Kevin Smith says that Harvey Weinstein refused to pay him royalties for Clerks.
The 49-year-old filmmaker sold Clerks, his first movie, to the 68-year-old disgraced film producer at the 1994 Sundance Film Festival, when Harvey ran Miramax.
Harvey reportedly paid $227,000 for the movie, but they agreed that Kevin could receive a backend if the film became profitable.
Clerks went on to become a cult hit, grossing $3.2 million in North American theaters that fall, and earning tens of millions more on VHS.
“I’m still out money,” Kevin told Variety. “It took seven years for us to see any profit from that movie. For seven years, they were like: ‘Nope, the movie is still not in profit.’ And we were like, ‘How?’ And then there were things.”
Harvey also apparently used sketchy accounting methods, such as billing Clerks for the costs of renting a yacht for Pulp Fiction at the Cannes Film Festival.
“You can’t tell this fairytale story without mentioning the monster,” Kevin said while discussing his upcoming documentary Clerk.
When his lawyer said he should audit Miramax, Kevin replied, “No, I can’t audit people I’m in business with. That’s gross.” By Clerks 2, though, Kevin started auditing The Weinstein Company: “If I was a better business person, I would have gone for more money. But it felt like, ‘Oh, there it is. That’s their process. Movie math.’”
Kevin kept working with Harvey because “I got paid upfront for each movie. Believe me, I ain’t crying poor. And I got ridiculous escalating salaries.”
Clerk was supposed to debut at the 2020 SXSW Film Festival, but is now on hold amid the ongoing coronavvirus crisis.
“The Harvey part of the doc was one of the last things that made it into the movie,” Kevin Smith shared. “Having watched the doc without any mention of him in it, it felt like — well, whitewashing. It felt like something was missing.”

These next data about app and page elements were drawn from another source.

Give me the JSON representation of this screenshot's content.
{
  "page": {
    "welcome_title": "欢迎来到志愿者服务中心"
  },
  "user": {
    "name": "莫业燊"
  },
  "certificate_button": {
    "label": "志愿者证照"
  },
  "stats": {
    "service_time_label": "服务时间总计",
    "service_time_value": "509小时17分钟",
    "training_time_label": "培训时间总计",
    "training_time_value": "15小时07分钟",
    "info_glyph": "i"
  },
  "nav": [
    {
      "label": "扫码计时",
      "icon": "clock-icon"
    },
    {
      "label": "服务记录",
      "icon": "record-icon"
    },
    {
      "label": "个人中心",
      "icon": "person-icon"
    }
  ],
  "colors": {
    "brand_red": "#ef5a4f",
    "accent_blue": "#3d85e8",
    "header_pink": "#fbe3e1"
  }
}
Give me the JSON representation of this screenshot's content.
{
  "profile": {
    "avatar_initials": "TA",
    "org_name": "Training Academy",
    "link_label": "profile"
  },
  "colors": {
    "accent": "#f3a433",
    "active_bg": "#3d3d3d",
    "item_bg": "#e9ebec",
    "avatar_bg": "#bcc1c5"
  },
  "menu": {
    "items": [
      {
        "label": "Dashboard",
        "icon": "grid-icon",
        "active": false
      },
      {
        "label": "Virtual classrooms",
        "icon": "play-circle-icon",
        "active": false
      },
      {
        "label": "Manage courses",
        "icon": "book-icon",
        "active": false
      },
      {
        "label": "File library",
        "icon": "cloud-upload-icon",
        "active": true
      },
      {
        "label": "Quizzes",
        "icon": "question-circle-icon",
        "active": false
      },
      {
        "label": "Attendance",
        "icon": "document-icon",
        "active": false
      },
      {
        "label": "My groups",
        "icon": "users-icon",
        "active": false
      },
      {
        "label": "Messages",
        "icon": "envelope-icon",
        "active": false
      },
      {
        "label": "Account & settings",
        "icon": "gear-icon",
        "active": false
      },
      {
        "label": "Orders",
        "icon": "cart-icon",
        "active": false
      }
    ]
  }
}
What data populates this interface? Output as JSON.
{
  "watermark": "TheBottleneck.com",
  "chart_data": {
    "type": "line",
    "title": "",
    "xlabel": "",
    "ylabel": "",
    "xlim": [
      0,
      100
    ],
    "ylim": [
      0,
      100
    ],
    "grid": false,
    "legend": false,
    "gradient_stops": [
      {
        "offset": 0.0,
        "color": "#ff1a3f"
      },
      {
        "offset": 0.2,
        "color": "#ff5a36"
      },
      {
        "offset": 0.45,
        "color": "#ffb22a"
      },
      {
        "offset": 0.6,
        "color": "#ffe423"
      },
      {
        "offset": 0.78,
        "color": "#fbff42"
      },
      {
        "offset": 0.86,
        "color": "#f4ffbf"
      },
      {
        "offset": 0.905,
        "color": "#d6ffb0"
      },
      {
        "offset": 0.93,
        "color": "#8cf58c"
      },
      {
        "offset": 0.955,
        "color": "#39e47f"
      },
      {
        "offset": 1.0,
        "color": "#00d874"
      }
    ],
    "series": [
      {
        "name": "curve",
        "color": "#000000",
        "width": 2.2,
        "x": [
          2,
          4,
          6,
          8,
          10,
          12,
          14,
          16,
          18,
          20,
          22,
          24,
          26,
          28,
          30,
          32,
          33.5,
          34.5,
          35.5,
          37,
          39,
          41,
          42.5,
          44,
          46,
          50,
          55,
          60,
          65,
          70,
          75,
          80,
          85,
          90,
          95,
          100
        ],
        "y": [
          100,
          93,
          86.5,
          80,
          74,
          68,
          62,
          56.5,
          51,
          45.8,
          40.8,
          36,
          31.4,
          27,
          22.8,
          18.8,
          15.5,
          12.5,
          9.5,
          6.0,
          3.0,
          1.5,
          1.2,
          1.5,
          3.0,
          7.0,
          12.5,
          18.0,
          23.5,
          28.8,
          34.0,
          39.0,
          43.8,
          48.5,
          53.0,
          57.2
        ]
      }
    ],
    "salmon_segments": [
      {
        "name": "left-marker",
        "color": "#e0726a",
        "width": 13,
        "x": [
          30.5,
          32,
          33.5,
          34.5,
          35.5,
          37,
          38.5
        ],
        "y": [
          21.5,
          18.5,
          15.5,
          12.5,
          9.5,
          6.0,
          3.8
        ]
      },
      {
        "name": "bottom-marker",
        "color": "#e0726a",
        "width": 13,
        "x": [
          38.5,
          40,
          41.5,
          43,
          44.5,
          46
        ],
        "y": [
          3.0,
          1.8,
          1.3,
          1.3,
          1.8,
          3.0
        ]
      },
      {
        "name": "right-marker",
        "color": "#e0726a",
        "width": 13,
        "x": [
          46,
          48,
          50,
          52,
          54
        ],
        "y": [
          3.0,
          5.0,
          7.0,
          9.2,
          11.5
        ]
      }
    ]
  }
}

Harvey Weinstein has reportedly recovered from the coronavirus while in prison.